“We just wanted to garner a conversation, be it in person or otherwise, with the individuals that brought this to our attention. Let’s have a conversation and the transparency that you speak of, let’s just come together. We want to help. But we can’t draw a line to anything. At the end of the day, we want to help students. It’s about helping students,” Seward said.

“If there’s anything that can be taken away from this, I think that communication is important and open, face-to-face communication is in the true spirit of doing right by our community,” Moore said. “I think that we really do rely on our students to let us know what’s happening and it’s unfortunate that it would appear that, in some ways, the university was blindsided by this because we don’t know what we don’t know.”

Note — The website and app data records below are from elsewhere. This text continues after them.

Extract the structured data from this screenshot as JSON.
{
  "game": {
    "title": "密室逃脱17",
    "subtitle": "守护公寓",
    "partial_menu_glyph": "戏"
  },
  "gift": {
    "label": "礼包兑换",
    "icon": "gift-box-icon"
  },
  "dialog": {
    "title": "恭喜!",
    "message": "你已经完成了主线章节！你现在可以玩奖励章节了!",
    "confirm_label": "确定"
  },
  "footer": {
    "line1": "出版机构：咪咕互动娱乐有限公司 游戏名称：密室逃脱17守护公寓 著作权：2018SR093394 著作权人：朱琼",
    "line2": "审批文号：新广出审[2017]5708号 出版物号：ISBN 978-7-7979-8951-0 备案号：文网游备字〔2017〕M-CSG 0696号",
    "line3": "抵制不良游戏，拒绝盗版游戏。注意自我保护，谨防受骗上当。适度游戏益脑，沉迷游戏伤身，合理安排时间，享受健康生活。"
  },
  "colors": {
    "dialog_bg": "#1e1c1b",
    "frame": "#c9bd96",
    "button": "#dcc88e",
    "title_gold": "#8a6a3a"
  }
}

A survey created by @wesleyanhousing is attempting to provide more detailed information that will be later provided to administration. The survey includes questions such as what housing problems students have had in the past, whether maintenance reports were submitted regarding the problems and whether the problems reoccurred after maintenance visited.

The survey has been circulated to students, both residents and commuters. @wesleyanhousing hopes to use it to support student their claims about a petition they later plan on drafting and submitting to the administration.

“We encourage people to share this account and the survey with anyone who has attended Wesleyan in order to accurately gauge how students feel towards housing on this campus,” @wesleyanhousing said.

However, Moore said that any data from the survey would be flawed because the information was compromised. He pointed out that one problem with the survey is that it is open to the public and users are not required to submit proof that they live on campus or are a student at Wesleyan. Another problem is that users are able to take the survey more than once, potentially skewing results.

“I don’t know how much credibility we could put into it,” Moore said.

Despite these issues, Moore did acknowledge that such a survey could be indicative of a need for more student feedback. He brought up a past form used by the university (then college) to gauge student satisfaction with housing, titled the Residential Student Satisfaction Survey (or RSSS for short). He called the form “very comprehensive” and suggested that the it could be revived.

For clarification purposes, @wesleyanhousing said that, “We would like to add that this [account] is not a means of bypassing the maintenance process but as a means to show systematic issues that have not been dealt with.”

Likewise, Scott said that none of her comments or the alleged housing issues were a reflection of Wesleyan’s maintenance staff.

“I understand there’s problems and I’ve dealt with the problems, but we should know that there’s people at our school willing to help,” Scott said. “We have the best cleaning staff at our school, they go above and beyond. Maintenance has been really good to us, too. There’s people out there for us.”

Though Moore and Seward readily commented, other administration members refrained from doing so. VWU President Scott Miller directed comments to Moore, as did Assistant Vice President for Marketing and Communications Stephanie Smago; Assistant Director of Physical Plant Operations, Grounds and Housekeeping Michael Rigby and Director of Physical Plant Operations Donald Coberly.

It is important to note that all of the photos pictured here and on the front page are from the @wesleyanhousing Instagram account, whose administrators remain anonymous. Likewise, those who submit photos for publication to this account are kept anonymous. Because of this, the Marlin Chronicle cannot guarantee that the photos have not been edited or otherwise altered.

Mickella Rast